An Anole Lizard, A Zebra Long-wing which is the Florida State Butterfly, a Monarch Butterfly, a Killdeer bird, a couple of Grey Squirrels and a Cicada are the subjects of today’s post. The Killdeer was at the same pond where the Little Blue Heron was the other day. Anole lizards are all over the place here in Florida. They can change color from green to brown and even an orange-tan, and are basically harmless.
The Cicada shown may only be an empty shell as it did not move. They have come up and out from their many year-long sleep (some 13 years, others 17 years) underground during their immature stage. The Cicadas go up into the trees, and change shell (exoskeleton). The males make a huge amount of noise to attract their mates, meet their mates, enjoy adult life a bit, the females lay eggs (which hatch and nymphs fall to the ground and burrow down – nymphs suck tree roots for nourishment). The adults then die off as their life cycle completes. Please click on the thumbnail image to see the larger picture. Enjoy!
Zebra Long-wing, Florida’s State Butterfly
Here are a few pictures I had taken a few days ago of an adult Anole Lizard and two tiny baby Anole Lizards. I also am including a cute shot of one of the resident Grey Squirrels that was hanging out in my front yard. I took these pictures in my yards on July 22, 2013. The weather has been quite rainy and the birds are staying put in their tree perches. Please click on the thumbnail image to see the larger photo. Enjoy!

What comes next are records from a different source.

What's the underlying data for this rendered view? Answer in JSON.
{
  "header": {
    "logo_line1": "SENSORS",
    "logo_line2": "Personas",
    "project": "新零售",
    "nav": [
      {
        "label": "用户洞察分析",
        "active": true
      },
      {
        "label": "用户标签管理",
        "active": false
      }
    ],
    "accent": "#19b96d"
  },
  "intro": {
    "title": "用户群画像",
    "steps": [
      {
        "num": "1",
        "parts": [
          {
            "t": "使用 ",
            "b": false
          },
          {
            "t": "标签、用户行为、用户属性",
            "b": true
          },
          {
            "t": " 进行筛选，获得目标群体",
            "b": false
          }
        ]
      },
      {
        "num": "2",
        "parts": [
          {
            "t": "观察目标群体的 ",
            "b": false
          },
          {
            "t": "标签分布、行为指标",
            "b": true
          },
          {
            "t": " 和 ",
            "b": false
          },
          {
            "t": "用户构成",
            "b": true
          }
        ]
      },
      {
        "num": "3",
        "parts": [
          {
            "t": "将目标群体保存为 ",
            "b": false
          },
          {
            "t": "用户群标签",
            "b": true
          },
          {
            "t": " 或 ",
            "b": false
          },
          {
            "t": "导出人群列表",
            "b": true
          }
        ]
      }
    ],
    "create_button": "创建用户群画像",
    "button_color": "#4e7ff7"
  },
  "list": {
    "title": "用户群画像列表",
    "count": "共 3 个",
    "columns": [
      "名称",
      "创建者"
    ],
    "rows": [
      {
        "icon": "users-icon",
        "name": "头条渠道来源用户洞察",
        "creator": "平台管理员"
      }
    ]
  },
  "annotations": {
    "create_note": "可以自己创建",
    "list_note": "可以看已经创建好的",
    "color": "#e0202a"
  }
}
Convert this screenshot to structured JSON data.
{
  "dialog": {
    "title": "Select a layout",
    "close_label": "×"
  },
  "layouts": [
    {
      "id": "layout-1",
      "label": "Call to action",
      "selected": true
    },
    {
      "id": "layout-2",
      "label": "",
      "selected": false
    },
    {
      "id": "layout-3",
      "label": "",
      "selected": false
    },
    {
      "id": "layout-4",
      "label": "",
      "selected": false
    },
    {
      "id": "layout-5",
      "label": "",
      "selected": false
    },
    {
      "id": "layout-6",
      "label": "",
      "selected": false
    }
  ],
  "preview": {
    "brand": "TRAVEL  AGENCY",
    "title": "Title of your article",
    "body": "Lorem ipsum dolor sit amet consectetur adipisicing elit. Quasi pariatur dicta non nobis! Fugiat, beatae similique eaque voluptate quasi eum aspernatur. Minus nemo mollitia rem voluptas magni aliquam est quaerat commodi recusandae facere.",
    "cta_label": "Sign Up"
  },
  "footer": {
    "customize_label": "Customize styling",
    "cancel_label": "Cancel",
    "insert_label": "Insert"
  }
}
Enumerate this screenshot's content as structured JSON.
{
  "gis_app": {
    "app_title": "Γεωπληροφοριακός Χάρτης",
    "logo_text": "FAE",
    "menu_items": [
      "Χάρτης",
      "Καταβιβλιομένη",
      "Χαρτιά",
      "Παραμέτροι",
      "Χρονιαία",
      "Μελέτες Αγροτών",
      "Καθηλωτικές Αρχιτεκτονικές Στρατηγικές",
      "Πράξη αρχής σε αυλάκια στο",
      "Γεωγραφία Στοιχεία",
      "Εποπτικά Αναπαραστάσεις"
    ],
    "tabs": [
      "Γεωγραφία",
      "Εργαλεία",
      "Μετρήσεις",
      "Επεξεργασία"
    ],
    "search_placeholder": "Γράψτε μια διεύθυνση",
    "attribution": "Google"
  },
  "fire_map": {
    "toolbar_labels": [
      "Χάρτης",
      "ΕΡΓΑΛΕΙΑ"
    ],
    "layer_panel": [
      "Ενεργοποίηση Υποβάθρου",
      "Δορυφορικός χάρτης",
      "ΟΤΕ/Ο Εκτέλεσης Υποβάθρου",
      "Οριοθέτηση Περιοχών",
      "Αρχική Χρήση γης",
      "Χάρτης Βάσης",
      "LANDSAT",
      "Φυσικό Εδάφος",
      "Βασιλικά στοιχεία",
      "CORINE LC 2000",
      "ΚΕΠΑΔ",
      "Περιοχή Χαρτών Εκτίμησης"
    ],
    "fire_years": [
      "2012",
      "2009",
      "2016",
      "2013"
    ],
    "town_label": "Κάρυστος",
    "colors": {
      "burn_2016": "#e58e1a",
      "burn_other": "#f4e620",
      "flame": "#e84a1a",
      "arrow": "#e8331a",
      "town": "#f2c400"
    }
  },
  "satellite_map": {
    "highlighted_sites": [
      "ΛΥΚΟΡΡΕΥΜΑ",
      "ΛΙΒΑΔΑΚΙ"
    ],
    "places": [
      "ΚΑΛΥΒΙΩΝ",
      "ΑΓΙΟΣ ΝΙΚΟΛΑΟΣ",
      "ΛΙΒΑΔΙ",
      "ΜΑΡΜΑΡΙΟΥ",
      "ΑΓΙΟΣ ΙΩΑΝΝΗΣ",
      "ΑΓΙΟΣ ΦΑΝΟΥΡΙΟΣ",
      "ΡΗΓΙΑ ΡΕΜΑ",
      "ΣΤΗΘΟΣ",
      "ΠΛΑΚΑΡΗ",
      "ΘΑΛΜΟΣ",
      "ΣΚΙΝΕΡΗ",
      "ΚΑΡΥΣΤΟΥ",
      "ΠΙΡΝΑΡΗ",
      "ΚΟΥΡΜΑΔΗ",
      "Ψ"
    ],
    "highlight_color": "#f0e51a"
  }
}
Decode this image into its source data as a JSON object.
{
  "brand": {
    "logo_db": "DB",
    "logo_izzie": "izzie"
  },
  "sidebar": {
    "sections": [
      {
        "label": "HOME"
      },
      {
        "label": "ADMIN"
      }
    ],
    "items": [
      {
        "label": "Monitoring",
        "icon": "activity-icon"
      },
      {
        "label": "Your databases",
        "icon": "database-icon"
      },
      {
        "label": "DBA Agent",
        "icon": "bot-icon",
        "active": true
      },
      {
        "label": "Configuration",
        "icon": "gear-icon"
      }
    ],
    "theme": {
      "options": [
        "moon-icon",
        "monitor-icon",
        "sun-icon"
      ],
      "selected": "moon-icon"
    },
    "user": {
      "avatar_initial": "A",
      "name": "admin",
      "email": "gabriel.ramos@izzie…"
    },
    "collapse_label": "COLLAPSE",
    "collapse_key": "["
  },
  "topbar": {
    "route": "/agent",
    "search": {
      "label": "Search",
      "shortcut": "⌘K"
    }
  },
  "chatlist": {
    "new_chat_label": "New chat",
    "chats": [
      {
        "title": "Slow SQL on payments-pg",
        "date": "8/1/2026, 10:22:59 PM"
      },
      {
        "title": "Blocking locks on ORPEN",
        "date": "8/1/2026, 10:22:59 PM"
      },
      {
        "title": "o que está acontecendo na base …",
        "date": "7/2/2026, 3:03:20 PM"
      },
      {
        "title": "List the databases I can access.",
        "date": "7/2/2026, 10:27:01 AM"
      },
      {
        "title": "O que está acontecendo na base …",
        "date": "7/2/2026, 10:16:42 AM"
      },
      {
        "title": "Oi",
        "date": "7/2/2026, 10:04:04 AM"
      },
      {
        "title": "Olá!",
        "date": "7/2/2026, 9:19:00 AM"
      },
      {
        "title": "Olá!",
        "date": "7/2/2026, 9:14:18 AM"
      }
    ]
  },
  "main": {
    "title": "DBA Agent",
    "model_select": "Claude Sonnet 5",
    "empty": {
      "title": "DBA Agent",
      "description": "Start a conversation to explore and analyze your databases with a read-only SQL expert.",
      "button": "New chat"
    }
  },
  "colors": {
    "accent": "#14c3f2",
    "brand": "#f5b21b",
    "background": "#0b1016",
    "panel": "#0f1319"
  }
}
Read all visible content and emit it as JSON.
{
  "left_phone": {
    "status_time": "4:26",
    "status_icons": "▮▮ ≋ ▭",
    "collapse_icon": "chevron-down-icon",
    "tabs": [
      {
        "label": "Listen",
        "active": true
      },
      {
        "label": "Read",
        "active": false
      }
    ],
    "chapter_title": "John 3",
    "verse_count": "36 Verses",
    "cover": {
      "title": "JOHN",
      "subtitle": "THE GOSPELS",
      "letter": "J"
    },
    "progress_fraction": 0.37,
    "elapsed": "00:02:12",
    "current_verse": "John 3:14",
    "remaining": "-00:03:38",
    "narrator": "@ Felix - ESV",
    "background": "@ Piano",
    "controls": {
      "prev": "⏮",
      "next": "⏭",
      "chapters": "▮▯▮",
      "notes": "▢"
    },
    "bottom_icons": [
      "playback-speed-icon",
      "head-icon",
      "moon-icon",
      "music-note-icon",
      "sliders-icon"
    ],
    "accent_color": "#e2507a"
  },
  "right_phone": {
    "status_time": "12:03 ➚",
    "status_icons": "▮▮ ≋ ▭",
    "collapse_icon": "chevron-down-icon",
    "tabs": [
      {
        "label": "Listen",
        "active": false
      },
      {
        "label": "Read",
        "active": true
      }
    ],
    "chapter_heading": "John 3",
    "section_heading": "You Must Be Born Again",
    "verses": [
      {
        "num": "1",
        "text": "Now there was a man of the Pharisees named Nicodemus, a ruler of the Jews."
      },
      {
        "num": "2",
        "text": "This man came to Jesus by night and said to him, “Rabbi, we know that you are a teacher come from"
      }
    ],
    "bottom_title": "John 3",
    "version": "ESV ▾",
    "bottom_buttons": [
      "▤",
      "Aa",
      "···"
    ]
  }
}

Adult Anole Lizard
Most of these photographs were taken in the past week in my yard and along my street here in Florida. The picture of the Koi was taken at our local privately operated park. Please click on the thumbnail image to see the larger picture. Enjoy!
P.S. My thoughts and prayers to the town of West, Texas. It sure has been a terrible week here in the United States of America. Please consider donating to the American Red Cross or the Salvation Army for disaster relief (especially for the tiny town of West where many homes have been blown down by the explosion in that fertilizer factory plant). Many thanks!
Male Eastern Bluebird
Anole Lizard with partly missing tail